As you go with building, you will want to think about what Great Buildings might suit you best. Once you’ve decided, it’s okay to sit in an era earning things and not needing to dedicate FPs to research as you tackle getting the BPs for those GBs. For those in Bronze and Iron Age, the top four recommended GBs to get would be Zeus, Lighthouse of Alexandria, St. Mark’s Basilica, and Temple of Relics. Checking our guide (linked above) on GBs will give you an idea of what they do and why you might want them. Those four however are the most likely to help make city growth easier, as you can do work on the Continent Map and in GE easier (by fighting), you’ll get a supply boost, or a coin boost, you’ll earn goods, and you’ll now be able to spawn relics in GE. While you (now) automatically get Oracle of Delphi in the early eras, realize that it is just a beginning GB and you’re not likely to keep it later on because there are GBs that far out-produce it and you’ll need that space. So investing a lot of FPs into Oracle isn’t recommended.

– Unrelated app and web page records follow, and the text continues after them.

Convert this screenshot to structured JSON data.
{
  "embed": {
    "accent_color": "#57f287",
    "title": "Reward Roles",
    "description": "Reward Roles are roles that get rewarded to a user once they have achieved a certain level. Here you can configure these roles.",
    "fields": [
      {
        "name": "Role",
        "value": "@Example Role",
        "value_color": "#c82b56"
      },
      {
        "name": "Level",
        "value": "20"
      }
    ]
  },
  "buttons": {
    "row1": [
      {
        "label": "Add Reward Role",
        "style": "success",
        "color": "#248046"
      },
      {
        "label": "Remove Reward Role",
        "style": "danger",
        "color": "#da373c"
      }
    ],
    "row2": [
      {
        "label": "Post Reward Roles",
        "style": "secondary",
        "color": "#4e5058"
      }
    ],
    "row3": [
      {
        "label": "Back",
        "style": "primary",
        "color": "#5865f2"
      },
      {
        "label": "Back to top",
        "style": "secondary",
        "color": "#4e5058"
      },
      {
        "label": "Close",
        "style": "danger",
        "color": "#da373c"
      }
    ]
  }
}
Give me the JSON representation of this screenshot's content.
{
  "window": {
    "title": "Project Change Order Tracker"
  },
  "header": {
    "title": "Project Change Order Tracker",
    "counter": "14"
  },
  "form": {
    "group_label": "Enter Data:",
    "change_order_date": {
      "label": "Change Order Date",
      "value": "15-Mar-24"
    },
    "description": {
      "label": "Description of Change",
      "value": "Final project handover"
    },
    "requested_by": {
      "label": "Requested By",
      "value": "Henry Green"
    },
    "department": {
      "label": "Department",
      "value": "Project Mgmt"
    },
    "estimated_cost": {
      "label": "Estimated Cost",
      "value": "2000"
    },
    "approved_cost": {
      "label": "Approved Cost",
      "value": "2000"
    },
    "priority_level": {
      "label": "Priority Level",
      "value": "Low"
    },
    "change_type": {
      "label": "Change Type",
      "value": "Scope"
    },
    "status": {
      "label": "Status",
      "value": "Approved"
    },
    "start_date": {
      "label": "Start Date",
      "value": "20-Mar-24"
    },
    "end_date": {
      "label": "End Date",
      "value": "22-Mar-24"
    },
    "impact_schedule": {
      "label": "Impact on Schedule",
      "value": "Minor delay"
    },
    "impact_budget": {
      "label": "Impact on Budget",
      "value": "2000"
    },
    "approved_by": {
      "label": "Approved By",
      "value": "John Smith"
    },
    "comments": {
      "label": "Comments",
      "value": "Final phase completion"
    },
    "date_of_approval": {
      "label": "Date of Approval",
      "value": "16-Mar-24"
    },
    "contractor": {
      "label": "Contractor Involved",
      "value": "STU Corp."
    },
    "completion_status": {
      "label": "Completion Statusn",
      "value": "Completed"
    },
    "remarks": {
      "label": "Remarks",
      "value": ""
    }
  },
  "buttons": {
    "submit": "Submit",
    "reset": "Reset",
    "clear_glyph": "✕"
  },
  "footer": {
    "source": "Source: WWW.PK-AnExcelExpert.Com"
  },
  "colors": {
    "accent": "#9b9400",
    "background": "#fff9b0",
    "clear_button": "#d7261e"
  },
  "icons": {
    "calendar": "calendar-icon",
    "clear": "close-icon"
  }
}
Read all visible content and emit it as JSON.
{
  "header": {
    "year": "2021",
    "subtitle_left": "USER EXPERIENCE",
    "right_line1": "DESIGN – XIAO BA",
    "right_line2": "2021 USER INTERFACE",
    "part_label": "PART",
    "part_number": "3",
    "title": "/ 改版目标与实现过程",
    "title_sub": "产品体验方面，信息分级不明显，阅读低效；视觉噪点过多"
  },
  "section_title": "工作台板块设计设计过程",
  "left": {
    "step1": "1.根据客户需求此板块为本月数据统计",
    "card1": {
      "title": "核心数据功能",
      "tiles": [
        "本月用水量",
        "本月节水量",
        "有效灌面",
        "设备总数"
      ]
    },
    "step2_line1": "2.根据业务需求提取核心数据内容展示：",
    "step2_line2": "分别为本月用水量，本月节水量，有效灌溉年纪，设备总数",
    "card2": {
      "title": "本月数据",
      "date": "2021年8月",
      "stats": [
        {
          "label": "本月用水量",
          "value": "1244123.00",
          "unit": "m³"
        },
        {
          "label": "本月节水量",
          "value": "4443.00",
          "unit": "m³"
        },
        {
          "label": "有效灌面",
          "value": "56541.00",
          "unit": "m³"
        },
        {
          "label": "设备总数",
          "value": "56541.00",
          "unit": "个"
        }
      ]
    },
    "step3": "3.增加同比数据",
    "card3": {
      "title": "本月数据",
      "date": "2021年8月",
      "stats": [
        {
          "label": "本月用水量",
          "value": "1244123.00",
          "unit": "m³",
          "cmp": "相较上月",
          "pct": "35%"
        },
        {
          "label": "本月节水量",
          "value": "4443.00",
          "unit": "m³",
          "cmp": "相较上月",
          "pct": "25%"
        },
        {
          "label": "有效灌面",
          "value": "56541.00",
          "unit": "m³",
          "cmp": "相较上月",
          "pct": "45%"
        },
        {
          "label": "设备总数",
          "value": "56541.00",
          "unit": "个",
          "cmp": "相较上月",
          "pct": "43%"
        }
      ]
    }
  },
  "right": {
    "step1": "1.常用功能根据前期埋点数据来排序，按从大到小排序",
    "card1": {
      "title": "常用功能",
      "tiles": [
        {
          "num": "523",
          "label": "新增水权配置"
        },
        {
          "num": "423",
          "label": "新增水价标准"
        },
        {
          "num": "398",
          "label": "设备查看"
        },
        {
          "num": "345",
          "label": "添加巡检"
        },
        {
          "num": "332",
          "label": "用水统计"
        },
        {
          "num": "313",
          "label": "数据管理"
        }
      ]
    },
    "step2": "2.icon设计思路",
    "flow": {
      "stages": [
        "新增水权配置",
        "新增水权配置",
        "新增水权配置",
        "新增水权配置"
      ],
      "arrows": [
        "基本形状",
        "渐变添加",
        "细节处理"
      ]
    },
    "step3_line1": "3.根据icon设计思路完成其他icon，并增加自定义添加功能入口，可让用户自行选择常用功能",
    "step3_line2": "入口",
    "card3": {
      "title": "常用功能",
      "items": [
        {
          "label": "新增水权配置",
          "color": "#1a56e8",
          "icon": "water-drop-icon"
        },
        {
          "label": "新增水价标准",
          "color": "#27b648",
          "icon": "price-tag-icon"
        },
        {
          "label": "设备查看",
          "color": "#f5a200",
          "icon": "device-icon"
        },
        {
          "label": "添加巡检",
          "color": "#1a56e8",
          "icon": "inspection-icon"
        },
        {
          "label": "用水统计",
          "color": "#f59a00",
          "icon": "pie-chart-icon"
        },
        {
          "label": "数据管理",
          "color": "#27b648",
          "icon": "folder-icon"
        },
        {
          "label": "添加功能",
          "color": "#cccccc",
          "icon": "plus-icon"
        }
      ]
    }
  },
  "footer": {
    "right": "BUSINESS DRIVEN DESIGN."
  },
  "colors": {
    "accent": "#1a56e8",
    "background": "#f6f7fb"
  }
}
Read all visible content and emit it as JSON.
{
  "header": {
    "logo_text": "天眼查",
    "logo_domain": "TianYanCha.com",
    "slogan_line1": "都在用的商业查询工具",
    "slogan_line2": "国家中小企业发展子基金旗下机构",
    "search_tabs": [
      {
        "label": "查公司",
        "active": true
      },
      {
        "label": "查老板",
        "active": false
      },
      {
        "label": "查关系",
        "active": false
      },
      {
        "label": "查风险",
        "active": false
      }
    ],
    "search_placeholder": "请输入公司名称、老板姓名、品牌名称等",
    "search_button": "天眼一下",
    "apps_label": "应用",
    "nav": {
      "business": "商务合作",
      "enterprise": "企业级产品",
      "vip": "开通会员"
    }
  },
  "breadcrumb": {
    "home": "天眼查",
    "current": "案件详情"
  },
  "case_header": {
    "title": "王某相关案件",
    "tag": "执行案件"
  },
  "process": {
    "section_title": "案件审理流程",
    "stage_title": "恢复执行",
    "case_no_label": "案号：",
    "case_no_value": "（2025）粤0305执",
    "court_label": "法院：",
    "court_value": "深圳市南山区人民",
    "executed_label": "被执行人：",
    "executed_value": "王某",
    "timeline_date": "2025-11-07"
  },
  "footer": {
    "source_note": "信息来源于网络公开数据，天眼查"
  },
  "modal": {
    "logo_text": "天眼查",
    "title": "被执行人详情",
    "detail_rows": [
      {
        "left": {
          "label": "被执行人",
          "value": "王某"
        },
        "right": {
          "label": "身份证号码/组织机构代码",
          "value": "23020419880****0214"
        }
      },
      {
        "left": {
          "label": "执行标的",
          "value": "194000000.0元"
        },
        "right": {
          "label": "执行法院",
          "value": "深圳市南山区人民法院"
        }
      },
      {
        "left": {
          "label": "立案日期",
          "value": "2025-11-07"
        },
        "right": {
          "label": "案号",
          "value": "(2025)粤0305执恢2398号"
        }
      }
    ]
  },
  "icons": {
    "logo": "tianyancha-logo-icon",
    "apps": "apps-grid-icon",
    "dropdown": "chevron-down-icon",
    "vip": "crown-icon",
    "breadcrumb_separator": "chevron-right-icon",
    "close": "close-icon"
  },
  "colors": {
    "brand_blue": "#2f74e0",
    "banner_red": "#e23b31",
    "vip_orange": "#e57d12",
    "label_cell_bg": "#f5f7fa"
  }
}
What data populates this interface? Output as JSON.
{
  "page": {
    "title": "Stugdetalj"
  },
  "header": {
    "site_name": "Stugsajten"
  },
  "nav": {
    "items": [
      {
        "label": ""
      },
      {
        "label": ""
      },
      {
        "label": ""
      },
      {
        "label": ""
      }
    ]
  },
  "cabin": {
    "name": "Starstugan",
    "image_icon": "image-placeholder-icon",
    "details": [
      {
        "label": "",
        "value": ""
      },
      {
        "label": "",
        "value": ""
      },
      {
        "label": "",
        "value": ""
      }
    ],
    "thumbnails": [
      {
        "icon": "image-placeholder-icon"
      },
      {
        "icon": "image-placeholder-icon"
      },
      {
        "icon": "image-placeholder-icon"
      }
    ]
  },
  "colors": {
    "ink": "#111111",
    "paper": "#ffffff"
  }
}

Once you get the basics of your town together, now it’s time to decide if you want to be a fighter, or a farmer. You can be somewhat in-between, but you’ll likely want to optimize your town to lean one way or the other. For example, you might like to fight though a lot of GE, so you’ll want to have some attack boost and some troops; but no where near what you might need for GvG and so you would instead be more of a farmer to help your guild with GvG. On the other hand, you might love to fight, do only fighting in GE, and do a lot of fighting in GvG; but you still want to have goods to help with trades and your basic needs. Again, it’s about balance, and finding the optimal balance point for yourself. Using this basic build to get an idea where you want to go though will help you to determine where that balance point comes in.
As you work on your city, and space becomes more and more of a valuable commodity, definitely consider checking out City Planner to help optimize your layout. This is a handy tool (consider donating to keep them alive) where you can edit your town without consequence, and even flatten it to better see where you have gaps. It can make the going easier, even if you’re great with spacial awareness. Unfortunately, it is only available on the PC.